Cho DH , Lee JG .
Department of Surgery, Yonsei University College of Medicine, Seoul, Korea. jakii@yuhs.ac
Abstract

Purpose

The aim of this study was to identify clinical outcome and characteristics of trauma patients via emergency medical services (EMS).

Methods

Medical records of the trauma patients visiting the emergency department were retrospectively collected and analyzed from January 2015 to June 2016 in the single institution. Of 529 registered patients, 371 patients were transported by - were enrolled. The parameters including age, gender, injury mechanism, Glasgow coma scale on arrival, presence of shock (systemic blood pressure < 90 mmHg) on arrival, time to arrival from accident to emergency room (ER), need for emergency procedures such as operation or angioembolization, need for intensive care unit (ICU) admission, injury severity score (ISS), the trauma and injury severity score, revised trauma score (RTS), length of stay, and mortality rate were collected. The SAS version 9.4 (SAS Institute, Cary, NC, USA) was used for the data analysis.

Results

Arrival time from the field to the ER was significantly shorter in EMS group. However, overall outcomes including mortalities, length of stay in the ICU and hospital were same between both groups. Age, ISS, RTS, and injury mechanisms were significantly different in both groups. ISS, RTS, and age showed significant influence on mortality statistically (p < 0.05).

Conclusions

The time to arrival of EMS was fast but had no effect on length of hospital stay, mortality rate.

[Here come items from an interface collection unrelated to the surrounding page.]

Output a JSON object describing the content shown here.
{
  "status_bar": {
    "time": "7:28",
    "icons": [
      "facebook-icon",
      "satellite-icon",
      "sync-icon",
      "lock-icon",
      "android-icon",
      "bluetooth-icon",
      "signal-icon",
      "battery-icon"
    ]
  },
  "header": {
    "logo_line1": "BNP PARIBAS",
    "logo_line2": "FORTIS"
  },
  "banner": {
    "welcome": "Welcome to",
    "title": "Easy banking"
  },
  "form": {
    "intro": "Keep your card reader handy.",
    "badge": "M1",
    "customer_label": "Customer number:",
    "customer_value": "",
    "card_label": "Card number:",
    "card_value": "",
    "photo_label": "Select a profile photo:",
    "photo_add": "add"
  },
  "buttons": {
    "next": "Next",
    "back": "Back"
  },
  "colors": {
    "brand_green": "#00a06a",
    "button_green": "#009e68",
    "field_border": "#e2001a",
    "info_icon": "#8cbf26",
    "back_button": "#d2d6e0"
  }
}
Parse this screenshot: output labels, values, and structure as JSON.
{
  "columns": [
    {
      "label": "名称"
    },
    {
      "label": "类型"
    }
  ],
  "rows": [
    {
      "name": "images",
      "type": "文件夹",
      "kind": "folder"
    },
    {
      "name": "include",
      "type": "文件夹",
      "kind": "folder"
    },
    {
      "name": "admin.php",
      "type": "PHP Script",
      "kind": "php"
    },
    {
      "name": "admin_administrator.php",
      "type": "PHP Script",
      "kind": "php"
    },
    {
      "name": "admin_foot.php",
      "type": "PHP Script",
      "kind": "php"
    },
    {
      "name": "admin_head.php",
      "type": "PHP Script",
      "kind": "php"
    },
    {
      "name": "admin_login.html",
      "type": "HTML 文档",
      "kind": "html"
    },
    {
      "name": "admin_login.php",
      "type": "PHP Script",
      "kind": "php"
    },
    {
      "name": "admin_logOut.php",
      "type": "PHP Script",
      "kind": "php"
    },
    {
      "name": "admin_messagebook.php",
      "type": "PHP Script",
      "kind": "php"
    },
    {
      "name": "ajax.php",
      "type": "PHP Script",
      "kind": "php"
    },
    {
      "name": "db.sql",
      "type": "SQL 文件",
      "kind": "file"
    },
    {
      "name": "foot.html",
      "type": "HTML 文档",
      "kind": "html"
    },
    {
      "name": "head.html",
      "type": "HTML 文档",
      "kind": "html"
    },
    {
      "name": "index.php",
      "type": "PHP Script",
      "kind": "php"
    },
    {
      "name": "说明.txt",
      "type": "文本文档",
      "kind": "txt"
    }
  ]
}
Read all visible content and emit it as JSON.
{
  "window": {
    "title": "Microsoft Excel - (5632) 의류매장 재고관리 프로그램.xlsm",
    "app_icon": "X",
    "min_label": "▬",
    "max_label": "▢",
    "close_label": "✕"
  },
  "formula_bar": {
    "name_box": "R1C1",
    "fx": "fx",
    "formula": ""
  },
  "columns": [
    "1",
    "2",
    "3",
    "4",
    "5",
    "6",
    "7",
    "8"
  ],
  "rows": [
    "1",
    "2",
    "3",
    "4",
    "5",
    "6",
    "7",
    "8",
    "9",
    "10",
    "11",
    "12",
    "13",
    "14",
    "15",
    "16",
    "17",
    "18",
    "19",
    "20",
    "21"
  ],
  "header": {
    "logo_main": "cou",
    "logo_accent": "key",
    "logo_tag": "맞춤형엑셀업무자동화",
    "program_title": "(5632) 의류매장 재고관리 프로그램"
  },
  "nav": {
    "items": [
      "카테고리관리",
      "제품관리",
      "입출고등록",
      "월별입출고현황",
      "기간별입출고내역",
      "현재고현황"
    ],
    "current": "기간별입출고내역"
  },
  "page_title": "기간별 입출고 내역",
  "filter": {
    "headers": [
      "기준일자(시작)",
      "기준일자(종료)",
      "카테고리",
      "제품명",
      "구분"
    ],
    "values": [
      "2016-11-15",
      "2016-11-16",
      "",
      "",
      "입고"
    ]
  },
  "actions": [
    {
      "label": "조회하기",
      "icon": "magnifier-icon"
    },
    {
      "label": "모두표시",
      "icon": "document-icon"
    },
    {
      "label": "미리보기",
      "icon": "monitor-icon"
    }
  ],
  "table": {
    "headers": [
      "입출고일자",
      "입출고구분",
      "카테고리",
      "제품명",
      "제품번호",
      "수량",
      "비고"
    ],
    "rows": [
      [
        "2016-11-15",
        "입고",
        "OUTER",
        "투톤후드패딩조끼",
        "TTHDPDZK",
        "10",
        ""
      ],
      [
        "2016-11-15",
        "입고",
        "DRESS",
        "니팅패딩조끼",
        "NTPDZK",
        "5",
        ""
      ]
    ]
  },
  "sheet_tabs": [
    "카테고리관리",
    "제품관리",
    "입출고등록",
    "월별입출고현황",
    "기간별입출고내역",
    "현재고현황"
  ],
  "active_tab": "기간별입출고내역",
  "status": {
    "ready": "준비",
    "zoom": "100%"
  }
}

Further research that incorporates pre-hospital factors influence clinical outcomes should be conducted to evaluate the effectiveness of such a system in trauma care of Korea.

Copyright © 2019. Korean Association of Medical Journal Editors.